Mechanism of tropical low-cloud response to surface warming using weather and climate simulations


  • The copyright line for this article was changed on 13 APR 2015 after original online publication.


[1] To understand mechanisms of shortwave cloud-radiative feedback to global warming in a general circulation model (GCM), we analyzed the response of tropical clouds to uniform increase of sea surface temperature in an atmospheric GCM with two different experimental designs: a single Atmospheric Model Intercomparison Project (AMIP) run for 30 years and a series of 10 day weather hindcasts following the Transpose AMIP II (TAMIP). Given the fast time scale of cloud processes, the hindcast ensemble can capture initial transient responses toward equilibrium obtained in the AMIP experiment, which shows a reduction of low clouds over tropical subsidence regions. The reduction of clouds occurs in the first 10 days in TAMIP when the marine boundary layer (MBL) is destabilized because of contrast between fast and slow warming in the MBL and aloft.
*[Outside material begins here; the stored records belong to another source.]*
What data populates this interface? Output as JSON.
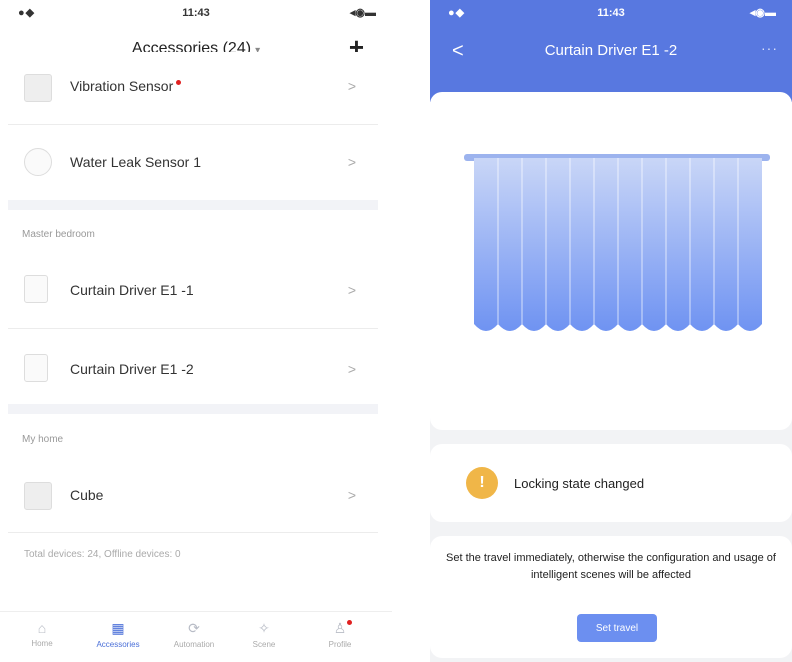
{
  "left": {
    "status": {
      "time": "11:43",
      "signal": "●◆",
      "battery": "◂◉▬"
    },
    "header": {
      "title": "Accessories (24)",
      "caret": "▾",
      "add_glyph": "+"
    },
    "sections": [
      {
        "label": "Master bedroom"
      },
      {
        "label": "My home"
      }
    ],
    "devices": [
      {
        "name": "Vibration Sensor",
        "chevron": ">"
      },
      {
        "name": "Water Leak Sensor 1",
        "chevron": ">"
      },
      {
        "name": "Curtain Driver E1 -1",
        "chevron": ">"
      },
      {
        "name": "Curtain Driver E1 -2",
        "chevron": ">"
      },
      {
        "name": "Cube",
        "chevron": ">"
      }
    ],
    "footer_note": "Total devices: 24, Offline devices: 0",
    "tabs": [
      {
        "label": "Home",
        "icon": "home-icon",
        "glyph": "⌂"
      },
      {
        "label": "Accessories",
        "icon": "accessories-icon",
        "glyph": "▦"
      },
      {
        "label": "Automation",
        "icon": "automation-icon",
        "glyph": "⟳"
      },
      {
        "label": "Scene",
        "icon": "scene-icon",
        "glyph": "✧"
      },
      {
        "label": "Profile",
        "icon": "profile-icon",
        "glyph": "♙"
      }
    ],
    "active_tab": "Accessories",
    "colors": {
      "accent": "#4a6fd8",
      "badge": "#e02020"
    }
  },
  "right": {
    "status": {
      "time": "11:43",
      "signal": "●◆",
      "battery": "◂◉▬"
    },
    "header": {
      "back": "<",
      "title": "Curtain Driver E1 -2",
      "more": "···"
    },
    "alert": {
      "text": "Locking state changed",
      "icon": "warning-icon",
      "glyph": "!"
    },
    "info": {
      "text": "Set the travel immediately, otherwise the configuration and usage of intelligent scenes will be affected",
      "button": "Set travel"
    },
    "colors": {
      "header": "#5878e0",
      "curtain_top": "#c9d6f7",
      "curtain_bottom": "#6f93f2",
      "warning": "#f0b648",
      "button": "#6c8ff0"
    }
  }
}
Enhanced evaporation from the sea surface that should moisten the MBL through turbulent mixing is suppressed by a reduced surface wind speed associated with a slowdown of the Walker circulation. The sign of the low-cloud change over the subsidence regime is thus determined roughly by competition between convective drying and turbulent moistening of the MBL.